When Rogerio Lourenco discusses the pleasures and pitfalls of the FIFA U-20 World Cup, he speaks from experience. After all, the Brazil coach has sampled this tournament from the other side of the touchline, as an ever-present in the Seleção side that claimed bronze at Saudi Arabia 1989.
Succumbing to Portugal's 'golden generation' in the semi-finals might have denied him the happy ending he craved, but Rogerio's enduring esteem for FIFA's youth showpiece is apparent. Indeed, he is convinced that, just as he and team-mates such as Leonardo and Sonny Anderson emerged stronger from their Saudi sojourn, so Brazil's class of 2009 will leave Egypt ready to take on the world.

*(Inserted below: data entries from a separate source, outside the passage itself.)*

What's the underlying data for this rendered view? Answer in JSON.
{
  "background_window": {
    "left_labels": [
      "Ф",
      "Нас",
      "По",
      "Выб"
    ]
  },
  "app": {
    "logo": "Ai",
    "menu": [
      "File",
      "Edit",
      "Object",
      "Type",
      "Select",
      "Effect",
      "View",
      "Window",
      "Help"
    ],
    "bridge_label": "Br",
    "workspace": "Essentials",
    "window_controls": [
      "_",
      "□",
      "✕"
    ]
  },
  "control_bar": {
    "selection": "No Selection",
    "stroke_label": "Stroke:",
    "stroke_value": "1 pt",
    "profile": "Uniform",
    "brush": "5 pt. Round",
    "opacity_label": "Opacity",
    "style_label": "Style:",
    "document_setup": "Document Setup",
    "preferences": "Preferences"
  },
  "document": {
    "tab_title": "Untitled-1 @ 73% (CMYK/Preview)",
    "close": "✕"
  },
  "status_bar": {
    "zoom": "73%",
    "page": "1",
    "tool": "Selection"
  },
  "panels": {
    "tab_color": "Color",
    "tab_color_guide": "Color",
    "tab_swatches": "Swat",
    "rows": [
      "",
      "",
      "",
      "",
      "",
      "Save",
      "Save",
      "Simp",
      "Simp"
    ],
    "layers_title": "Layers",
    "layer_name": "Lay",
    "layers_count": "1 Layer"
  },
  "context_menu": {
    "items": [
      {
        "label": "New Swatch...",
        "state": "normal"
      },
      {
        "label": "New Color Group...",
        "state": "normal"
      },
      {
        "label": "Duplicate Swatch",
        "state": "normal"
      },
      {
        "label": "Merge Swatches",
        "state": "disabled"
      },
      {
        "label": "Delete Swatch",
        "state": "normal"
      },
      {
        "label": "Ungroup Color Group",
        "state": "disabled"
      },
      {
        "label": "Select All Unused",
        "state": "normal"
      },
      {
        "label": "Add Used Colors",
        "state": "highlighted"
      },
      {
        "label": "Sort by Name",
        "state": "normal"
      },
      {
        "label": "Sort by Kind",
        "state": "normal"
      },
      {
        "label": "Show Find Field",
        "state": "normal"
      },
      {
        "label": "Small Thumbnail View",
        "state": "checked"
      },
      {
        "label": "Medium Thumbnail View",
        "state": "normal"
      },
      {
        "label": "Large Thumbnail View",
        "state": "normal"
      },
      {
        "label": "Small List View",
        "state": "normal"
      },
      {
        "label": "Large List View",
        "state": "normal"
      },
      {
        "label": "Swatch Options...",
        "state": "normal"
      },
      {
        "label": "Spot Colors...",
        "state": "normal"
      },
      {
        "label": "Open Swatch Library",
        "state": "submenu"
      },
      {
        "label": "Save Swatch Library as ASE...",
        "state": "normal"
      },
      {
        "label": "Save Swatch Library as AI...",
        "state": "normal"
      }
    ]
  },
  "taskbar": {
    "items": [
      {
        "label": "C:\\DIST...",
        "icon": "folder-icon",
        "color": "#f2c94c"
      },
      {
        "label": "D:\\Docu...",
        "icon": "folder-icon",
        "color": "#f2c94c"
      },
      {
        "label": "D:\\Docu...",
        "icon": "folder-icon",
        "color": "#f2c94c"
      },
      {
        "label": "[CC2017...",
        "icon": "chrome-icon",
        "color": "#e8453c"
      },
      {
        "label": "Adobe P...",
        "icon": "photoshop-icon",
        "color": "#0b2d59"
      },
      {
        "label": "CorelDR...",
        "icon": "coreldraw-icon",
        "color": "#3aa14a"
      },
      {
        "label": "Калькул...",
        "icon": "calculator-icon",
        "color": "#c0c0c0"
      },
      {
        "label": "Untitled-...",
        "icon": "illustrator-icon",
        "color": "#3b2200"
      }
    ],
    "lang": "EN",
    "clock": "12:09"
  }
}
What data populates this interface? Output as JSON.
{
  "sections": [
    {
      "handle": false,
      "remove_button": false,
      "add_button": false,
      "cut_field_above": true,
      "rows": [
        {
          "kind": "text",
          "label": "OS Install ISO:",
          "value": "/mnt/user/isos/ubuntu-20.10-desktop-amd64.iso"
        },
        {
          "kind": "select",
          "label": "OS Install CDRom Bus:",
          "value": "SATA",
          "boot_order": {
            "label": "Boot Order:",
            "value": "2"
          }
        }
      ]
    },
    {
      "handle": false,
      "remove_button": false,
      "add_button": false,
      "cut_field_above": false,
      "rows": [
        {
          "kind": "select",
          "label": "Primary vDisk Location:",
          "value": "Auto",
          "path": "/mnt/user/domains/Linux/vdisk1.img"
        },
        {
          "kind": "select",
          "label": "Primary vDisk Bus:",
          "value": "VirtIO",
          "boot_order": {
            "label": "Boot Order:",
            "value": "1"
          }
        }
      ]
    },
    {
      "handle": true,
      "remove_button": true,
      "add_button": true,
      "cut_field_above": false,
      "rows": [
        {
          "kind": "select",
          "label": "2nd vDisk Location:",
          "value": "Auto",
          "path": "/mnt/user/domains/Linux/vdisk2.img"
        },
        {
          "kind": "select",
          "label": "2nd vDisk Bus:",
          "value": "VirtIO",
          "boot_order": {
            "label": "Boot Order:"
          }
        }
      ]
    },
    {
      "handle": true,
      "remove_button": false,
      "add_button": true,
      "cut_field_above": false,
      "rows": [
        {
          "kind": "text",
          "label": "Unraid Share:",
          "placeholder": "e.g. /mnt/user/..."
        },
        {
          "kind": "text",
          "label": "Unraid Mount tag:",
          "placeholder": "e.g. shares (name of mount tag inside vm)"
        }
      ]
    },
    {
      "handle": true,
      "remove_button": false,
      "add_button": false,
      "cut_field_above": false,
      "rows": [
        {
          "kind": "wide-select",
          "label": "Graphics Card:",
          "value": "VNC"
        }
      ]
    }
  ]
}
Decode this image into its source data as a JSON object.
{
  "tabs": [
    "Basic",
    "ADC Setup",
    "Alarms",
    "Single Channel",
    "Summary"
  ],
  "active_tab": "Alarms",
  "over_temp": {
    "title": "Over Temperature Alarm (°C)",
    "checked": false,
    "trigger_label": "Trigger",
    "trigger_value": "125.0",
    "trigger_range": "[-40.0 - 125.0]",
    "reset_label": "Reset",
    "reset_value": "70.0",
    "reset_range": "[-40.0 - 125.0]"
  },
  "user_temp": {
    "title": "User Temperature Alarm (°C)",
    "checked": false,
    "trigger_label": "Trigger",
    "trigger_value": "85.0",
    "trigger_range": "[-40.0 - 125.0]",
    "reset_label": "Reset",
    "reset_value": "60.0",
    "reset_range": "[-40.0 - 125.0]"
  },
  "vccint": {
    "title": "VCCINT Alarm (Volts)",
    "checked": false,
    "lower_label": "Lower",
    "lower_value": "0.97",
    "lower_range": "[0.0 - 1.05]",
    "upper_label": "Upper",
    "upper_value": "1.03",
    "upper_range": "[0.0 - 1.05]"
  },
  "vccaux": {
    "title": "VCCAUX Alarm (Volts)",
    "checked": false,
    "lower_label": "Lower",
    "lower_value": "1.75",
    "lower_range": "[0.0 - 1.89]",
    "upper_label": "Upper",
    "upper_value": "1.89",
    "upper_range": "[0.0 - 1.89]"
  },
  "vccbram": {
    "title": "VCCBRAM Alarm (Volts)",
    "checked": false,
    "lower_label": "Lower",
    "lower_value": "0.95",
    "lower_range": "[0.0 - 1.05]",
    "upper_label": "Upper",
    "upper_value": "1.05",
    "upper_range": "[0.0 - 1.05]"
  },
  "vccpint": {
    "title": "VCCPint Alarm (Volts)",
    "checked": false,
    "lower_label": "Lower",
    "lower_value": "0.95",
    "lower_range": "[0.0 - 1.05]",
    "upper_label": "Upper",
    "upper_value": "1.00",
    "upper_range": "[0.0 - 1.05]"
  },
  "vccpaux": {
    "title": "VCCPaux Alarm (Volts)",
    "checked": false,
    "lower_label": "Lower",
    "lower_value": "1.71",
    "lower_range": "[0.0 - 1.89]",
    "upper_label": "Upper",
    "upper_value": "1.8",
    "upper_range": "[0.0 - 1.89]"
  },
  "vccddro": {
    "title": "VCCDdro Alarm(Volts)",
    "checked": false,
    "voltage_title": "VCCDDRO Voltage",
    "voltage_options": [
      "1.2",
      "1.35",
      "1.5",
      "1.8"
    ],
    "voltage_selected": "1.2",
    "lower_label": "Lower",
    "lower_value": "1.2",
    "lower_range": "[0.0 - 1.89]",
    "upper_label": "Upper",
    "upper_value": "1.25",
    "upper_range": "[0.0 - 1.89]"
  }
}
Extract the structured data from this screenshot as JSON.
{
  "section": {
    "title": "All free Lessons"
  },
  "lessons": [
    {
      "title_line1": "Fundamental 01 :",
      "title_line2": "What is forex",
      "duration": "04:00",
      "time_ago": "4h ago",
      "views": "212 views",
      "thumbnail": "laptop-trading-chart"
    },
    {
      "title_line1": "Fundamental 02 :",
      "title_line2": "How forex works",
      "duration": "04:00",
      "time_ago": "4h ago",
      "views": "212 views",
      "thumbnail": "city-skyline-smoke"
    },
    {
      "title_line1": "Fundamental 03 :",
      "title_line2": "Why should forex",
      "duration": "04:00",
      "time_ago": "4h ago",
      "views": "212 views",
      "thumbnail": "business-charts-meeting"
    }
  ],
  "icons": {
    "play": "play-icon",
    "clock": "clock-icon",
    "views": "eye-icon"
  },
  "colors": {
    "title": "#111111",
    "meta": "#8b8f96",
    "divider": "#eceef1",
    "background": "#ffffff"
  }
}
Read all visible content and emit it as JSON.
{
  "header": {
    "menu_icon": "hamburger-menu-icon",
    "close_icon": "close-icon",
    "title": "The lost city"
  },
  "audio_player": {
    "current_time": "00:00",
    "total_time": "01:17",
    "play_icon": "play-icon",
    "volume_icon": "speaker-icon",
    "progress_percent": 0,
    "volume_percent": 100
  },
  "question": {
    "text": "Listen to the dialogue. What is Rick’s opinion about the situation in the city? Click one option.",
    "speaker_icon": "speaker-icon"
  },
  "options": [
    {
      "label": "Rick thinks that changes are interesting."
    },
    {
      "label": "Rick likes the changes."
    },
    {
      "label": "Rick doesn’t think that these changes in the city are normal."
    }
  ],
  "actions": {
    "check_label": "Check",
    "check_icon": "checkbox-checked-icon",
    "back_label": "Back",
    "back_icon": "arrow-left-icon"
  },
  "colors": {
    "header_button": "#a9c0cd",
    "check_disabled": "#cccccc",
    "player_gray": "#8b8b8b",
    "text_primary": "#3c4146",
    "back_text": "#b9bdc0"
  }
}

"Certainly, I have very fond memories of this tournament and I feel very fortunate to have represented Brazil in two World Cups," he said, making reference to the fact he also turned out at the 1987 FIFA U-17 World Cup. "Although I didn't win either - and, as a Brazilian, you always want to win - I still remember that U-20 tournament especially with a lot of pride and satisfaction. I loved the whole World Cup experience, and learned a lot from it, just as I'm sure my players will."
Though Rogerio never realised his dream of graduating to a senior FIFA World Cup, his experiences at junior events taught him of the importance of adapting to the unique rigours of tournament football. That's why he is convinced that Dunga, a fellow FIFA U-20 World Cup veteran, will be closely monitoring which of his players flourish in Egypt.
"You need a special kind of mentality and discipline to really thrive at a World Cup," he told FIFA.com. "At their clubs, players all have their own roles and different ways of working, whereas here we need them all to adapt and come together within our framework. It's a good thing for the players to learn because this will be vital if they want to go to the very top. In Brazil, we have many, many talented footballers, but learning to be a team player is what makes those talented footballers truly special."
Conscious of the intense demands of international tournaments, Rogerio is equally mindful of the fact that his players carry an additional burden. Theirs is a nation, after all, that has become synonymous with a particular brand of football and, regardless of the names on those famous yellow shirts, fans will expect skills, thrills and success from the men wearing them.
"We are always stressing to the players that there is a responsibility that comes with pulling on that shirt," he said. "But pressure is something these players are used to and, as long as the shirt is seen as an honour rather than a burden, it should be a positive thing for them.
"Brazil are a team that nearly always starts a tournament among the favourites. Actually, even one of the few times that wasn't the case - in the 1994 World Cup - we still managed to win the title! But Brazil is also a unique country because, even though we won that World Cup, the Brazilian people were not happy because the style of football did not satisfy them. So it's very clear that, to really succeed, we need to combine results with excitement and good football."
Goals and glory. Style and substance. Rogerio, like every Brazil coach, has his work cut out. One thing he cannot be accused of, however, is failing to understanding what is expected of him.